*TASK DESCRIPTION:* Go through the entries below and report how many lines contain the string "text". Nothing but the number is wanted.

++++ RECORDS SUPPLIED ++++

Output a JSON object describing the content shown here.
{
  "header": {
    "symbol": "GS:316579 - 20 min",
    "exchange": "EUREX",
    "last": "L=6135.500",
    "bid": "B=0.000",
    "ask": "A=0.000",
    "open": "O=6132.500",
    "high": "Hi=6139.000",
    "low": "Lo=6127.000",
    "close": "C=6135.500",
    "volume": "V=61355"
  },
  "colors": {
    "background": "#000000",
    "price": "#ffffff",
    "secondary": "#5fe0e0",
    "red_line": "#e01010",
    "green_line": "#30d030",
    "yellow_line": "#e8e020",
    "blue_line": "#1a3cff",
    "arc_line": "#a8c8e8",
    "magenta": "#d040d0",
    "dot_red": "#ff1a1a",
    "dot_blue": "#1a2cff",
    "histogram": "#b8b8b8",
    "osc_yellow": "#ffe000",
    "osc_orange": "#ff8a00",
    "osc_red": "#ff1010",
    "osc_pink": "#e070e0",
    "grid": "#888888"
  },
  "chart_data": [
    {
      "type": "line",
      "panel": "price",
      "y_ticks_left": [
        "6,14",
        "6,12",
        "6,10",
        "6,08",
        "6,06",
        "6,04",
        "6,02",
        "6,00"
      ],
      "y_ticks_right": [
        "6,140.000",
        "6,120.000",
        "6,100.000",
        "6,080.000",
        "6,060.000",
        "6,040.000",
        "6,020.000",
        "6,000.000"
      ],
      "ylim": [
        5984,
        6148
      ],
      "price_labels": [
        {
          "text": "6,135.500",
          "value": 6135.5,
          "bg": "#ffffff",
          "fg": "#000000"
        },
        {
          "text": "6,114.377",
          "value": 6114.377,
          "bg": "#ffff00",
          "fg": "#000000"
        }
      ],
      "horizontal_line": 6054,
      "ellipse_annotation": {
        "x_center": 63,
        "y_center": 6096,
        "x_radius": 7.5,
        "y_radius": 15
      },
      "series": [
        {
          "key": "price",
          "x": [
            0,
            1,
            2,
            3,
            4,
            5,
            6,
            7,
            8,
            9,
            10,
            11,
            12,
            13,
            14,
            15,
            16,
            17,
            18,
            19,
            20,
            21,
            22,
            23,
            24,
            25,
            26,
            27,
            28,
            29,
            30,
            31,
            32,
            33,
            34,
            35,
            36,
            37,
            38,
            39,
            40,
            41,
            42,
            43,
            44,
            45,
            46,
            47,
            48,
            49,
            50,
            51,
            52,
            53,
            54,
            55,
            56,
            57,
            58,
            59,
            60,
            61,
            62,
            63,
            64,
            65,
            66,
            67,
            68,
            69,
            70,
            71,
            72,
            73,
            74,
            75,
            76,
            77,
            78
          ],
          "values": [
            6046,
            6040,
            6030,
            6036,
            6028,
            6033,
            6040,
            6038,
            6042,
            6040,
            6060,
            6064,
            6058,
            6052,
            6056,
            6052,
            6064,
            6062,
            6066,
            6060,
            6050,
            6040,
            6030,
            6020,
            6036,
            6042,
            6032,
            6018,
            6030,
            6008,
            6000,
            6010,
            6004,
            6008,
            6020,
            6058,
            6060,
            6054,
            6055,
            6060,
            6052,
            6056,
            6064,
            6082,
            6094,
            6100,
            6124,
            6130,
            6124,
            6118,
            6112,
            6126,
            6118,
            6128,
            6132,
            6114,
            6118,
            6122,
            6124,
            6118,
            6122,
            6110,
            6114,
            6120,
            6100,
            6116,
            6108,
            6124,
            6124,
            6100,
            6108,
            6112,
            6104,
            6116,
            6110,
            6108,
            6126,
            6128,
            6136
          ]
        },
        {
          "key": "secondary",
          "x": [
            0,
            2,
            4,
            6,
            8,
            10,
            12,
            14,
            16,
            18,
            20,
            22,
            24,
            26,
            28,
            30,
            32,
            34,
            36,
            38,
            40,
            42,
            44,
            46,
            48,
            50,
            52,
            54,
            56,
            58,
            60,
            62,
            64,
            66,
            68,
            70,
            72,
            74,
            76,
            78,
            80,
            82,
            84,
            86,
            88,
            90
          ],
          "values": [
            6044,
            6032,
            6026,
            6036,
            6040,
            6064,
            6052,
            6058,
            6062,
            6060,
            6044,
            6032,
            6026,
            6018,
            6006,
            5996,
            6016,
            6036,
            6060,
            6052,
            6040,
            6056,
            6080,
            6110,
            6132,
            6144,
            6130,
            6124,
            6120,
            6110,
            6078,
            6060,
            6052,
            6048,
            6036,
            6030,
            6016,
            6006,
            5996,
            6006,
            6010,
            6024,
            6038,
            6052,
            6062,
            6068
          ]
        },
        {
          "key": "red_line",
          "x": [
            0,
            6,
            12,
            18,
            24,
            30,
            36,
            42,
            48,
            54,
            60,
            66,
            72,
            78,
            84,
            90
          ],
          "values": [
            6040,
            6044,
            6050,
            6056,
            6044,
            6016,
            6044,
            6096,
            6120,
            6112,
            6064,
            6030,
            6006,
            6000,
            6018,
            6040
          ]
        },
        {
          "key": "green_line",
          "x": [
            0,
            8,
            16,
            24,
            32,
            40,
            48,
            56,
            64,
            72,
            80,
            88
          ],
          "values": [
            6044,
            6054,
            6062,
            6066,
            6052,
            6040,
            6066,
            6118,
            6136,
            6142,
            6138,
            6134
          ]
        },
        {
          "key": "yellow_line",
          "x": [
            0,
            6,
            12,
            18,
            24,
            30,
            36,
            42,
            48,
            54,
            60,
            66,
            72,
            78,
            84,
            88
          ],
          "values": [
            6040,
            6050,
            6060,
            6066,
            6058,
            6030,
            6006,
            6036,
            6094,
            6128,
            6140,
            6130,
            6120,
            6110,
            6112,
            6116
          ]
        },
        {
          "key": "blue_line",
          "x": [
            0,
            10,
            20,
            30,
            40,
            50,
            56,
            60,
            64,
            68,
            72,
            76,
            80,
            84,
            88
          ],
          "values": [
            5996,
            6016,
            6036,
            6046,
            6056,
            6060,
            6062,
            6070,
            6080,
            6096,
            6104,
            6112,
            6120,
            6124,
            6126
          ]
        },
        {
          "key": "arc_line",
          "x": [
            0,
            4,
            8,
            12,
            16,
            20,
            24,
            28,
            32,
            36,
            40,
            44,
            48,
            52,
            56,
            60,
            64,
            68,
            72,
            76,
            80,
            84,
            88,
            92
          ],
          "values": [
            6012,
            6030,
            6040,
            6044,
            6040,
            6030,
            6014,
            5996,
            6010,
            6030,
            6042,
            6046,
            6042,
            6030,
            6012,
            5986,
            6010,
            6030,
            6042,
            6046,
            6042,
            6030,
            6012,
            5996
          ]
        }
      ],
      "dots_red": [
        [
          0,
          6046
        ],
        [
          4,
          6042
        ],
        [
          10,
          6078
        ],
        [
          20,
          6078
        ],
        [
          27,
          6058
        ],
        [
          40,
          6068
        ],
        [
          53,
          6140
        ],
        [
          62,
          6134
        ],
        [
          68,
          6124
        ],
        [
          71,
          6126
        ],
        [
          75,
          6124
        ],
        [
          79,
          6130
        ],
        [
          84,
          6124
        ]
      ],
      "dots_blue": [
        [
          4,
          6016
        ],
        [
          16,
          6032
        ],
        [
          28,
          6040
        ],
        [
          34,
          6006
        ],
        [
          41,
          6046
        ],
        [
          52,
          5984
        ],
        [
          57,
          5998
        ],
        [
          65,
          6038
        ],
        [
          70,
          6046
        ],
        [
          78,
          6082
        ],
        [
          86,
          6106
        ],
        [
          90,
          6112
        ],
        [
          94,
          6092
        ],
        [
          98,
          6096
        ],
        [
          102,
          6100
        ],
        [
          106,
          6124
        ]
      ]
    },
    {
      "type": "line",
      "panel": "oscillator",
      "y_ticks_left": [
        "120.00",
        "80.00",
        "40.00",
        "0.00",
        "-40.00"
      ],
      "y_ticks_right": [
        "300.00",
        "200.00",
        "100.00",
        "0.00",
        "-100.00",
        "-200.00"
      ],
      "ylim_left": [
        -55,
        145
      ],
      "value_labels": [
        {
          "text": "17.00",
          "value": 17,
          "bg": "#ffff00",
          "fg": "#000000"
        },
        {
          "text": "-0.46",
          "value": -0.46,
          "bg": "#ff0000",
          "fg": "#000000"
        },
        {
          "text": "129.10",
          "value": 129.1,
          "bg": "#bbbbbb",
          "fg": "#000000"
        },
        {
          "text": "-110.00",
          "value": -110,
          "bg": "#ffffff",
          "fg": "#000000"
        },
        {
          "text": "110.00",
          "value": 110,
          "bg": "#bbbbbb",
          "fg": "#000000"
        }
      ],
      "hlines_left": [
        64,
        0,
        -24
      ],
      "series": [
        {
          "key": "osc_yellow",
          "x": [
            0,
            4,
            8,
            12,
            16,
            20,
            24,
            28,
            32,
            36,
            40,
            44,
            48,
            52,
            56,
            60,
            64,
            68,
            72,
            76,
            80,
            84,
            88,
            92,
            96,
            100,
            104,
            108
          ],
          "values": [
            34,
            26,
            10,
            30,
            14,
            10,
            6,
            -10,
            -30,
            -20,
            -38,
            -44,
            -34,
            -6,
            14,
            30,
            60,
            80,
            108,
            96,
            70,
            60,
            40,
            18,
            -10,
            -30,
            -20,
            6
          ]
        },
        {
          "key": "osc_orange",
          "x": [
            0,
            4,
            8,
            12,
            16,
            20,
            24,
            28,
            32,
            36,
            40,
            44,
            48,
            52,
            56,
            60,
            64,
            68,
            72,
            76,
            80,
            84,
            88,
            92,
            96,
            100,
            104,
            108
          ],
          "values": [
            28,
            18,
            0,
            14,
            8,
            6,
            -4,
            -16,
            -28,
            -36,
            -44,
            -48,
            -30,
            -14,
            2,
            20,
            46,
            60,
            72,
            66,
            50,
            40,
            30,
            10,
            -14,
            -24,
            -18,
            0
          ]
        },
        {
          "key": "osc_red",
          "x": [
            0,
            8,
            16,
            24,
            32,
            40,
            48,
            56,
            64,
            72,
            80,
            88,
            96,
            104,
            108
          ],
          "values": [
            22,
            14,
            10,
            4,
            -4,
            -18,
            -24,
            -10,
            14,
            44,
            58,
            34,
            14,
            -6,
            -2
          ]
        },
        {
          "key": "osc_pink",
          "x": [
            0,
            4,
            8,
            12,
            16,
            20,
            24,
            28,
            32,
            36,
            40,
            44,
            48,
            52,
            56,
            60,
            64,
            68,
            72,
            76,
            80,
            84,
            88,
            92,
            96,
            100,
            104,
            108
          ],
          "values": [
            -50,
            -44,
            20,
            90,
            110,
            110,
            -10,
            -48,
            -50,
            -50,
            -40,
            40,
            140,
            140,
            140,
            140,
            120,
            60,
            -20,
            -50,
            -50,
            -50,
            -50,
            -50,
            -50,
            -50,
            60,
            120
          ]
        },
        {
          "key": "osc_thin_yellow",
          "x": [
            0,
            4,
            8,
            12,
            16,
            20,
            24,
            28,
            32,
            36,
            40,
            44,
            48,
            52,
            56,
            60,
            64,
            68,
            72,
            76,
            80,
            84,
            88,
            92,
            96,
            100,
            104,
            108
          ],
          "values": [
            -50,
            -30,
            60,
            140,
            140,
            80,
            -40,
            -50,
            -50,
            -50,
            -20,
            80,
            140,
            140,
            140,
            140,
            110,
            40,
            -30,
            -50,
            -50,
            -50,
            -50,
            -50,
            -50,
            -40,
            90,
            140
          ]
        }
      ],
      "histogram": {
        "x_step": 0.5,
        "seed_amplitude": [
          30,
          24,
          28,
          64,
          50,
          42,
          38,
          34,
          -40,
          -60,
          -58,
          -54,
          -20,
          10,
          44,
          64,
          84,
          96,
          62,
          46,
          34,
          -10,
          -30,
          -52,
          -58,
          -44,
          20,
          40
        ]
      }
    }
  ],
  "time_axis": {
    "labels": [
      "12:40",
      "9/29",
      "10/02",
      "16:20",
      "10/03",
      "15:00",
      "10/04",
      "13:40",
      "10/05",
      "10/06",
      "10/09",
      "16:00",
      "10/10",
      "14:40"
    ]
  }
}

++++

*SOLUTION TO THIS PROBLEM:* 7